TASK INPUTS:
====
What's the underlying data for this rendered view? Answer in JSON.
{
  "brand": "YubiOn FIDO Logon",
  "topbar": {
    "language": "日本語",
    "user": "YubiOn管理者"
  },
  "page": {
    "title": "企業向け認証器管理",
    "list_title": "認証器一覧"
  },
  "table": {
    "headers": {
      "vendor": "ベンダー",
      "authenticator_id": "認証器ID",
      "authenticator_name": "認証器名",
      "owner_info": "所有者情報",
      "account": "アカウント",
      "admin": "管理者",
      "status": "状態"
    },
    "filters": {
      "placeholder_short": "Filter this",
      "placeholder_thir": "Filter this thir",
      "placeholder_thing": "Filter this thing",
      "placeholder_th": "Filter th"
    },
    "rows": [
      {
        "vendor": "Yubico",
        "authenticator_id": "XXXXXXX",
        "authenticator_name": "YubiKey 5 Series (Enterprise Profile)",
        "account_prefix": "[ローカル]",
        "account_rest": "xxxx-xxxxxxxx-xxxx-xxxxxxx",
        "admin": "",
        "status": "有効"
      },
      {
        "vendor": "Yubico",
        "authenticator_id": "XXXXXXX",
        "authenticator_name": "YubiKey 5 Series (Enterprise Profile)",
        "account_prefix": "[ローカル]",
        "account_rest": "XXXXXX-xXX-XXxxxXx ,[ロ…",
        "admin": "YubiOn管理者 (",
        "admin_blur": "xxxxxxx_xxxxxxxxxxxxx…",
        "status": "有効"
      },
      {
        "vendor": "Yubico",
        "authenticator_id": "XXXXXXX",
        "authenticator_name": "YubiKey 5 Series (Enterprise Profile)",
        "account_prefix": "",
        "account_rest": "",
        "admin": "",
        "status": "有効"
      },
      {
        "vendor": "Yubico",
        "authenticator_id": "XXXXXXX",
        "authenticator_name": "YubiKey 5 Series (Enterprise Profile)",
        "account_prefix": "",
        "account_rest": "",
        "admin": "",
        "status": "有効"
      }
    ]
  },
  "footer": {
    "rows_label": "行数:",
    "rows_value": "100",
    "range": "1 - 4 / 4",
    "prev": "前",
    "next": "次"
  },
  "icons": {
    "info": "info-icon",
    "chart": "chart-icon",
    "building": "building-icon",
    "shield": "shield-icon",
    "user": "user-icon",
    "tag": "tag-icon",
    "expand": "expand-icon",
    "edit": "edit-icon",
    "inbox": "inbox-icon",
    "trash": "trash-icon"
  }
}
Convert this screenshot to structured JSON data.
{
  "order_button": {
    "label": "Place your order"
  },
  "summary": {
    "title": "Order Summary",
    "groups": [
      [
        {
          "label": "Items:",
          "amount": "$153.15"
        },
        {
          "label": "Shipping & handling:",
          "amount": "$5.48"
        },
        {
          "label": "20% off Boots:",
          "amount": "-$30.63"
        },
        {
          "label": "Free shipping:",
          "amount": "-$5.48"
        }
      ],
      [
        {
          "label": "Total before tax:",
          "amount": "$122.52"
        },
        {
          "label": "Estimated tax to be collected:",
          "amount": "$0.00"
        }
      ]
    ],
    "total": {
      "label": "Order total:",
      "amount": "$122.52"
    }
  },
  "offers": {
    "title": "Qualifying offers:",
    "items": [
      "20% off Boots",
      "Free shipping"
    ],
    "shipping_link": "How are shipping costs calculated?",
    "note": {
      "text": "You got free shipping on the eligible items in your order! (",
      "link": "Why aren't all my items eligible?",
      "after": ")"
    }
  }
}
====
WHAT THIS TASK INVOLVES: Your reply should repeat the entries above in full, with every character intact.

WRITTEN ANSWER:
What's the underlying data for this rendered view? Answer in JSON.
{
  "brand": "YubiOn FIDO Logon",
  "topbar": {
    "language": "日本語",
    "user": "YubiOn管理者"
  },
  "page": {
    "title": "企業向け認証器管理",
    "list_title": "認証器一覧"
  },
  "table": {
    "headers": {
      "vendor": "ベンダー",
      "authenticator_id": "認証器ID",
      "authenticator_name": "認証器名",
      "owner_info": "所有者情報",
      "account": "アカウント",
      "admin": "管理者",
      "status": "状態"
    },
    "filters": {
      "placeholder_short": "Filter this",
      "placeholder_thir": "Filter this thir",
      "placeholder_thing": "Filter this thing",
      "placeholder_th": "Filter th"
    },
    "rows": [
      {
        "vendor": "Yubico",
        "authenticator_id": "XXXXXXX",
        "authenticator_name": "YubiKey 5 Series (Enterprise Profile)",
        "account_prefix": "[ローカル]",
        "account_rest": "xxxx-xxxxxxxx-xxxx-xxxxxxx",
        "admin": "",
        "status": "有効"
      },
      {
        "vendor": "Yubico",
        "authenticator_id": "XXXXXXX",
        "authenticator_name": "YubiKey 5 Series (Enterprise Profile)",
        "account_prefix": "[ローカル]",
        "account_rest": "XXXXXX-xXX-XXxxxXx ,[ロ…",
        "admin": "YubiOn管理者 (",
        "admin_blur": "xxxxxxx_xxxxxxxxxxxxx…",
        "status": "有効"
      },
      {
        "vendor": "Yubico",
        "authenticator_id": "XXXXXXX",
        "authenticator_name": "YubiKey 5 Series (Enterprise Profile)",
        "account_prefix": "",
        "account_rest": "",
        "admin": "",
        "status": "有効"
      },
      {
        "vendor": "Yubico",
        "authenticator_id": "XXXXXXX",
        "authenticator_name": "YubiKey 5 Series (Enterprise Profile)",
        "account_prefix": "",
        "account_rest": "",
        "admin": "",
        "status": "有効"
      }
    ]
  },
  "footer": {
    "rows_label": "行数:",
    "rows_value": "100",
    "range": "1 - 4 / 4",
    "prev": "前",
    "next": "次"
  },
  "icons": {
    "info": "info-icon",
    "chart": "chart-icon",
    "building": "building-icon",
    "shield": "shield-icon",
    "user": "user-icon",
    "tag": "tag-icon",
    "expand": "expand-icon",
    "edit": "edit-icon",
    "inbox": "inbox-icon",
    "trash": "trash-icon"
  }
}
Convert this screenshot to structured JSON data.
{
  "order_button": {
    "label": "Place your order"
  },
  "summary": {
    "title": "Order Summary",
    "groups": [
      [
        {
          "label": "Items:",
          "amount": "$153.15"
        },
        {
          "label": "Shipping & handling:",
          "amount": "$5.48"
        },
        {
          "label": "20% off Boots:",
          "amount": "-$30.63"
        },
        {
          "label": "Free shipping:",
          "amount": "-$5.48"
        }
      ],
      [
        {
          "label": "Total before tax:",
          "amount": "$122.52"
        },
        {
          "label": "Estimated tax to be collected:",
          "amount": "$0.00"
        }
      ]
    ],
    "total": {
      "label": "Order total:",
      "amount": "$122.52"
    }
  },
  "offers": {
    "title": "Qualifying offers:",
    "items": [
      "20% off Boots",
      "Free shipping"
    ],
    "shipping_link": "How are shipping costs calculated?",
    "note": {
      "text": "You got free shipping on the eligible items in your order! (",
      "link": "Why aren't all my items eligible?",
      "after": ")"
    }
  }
}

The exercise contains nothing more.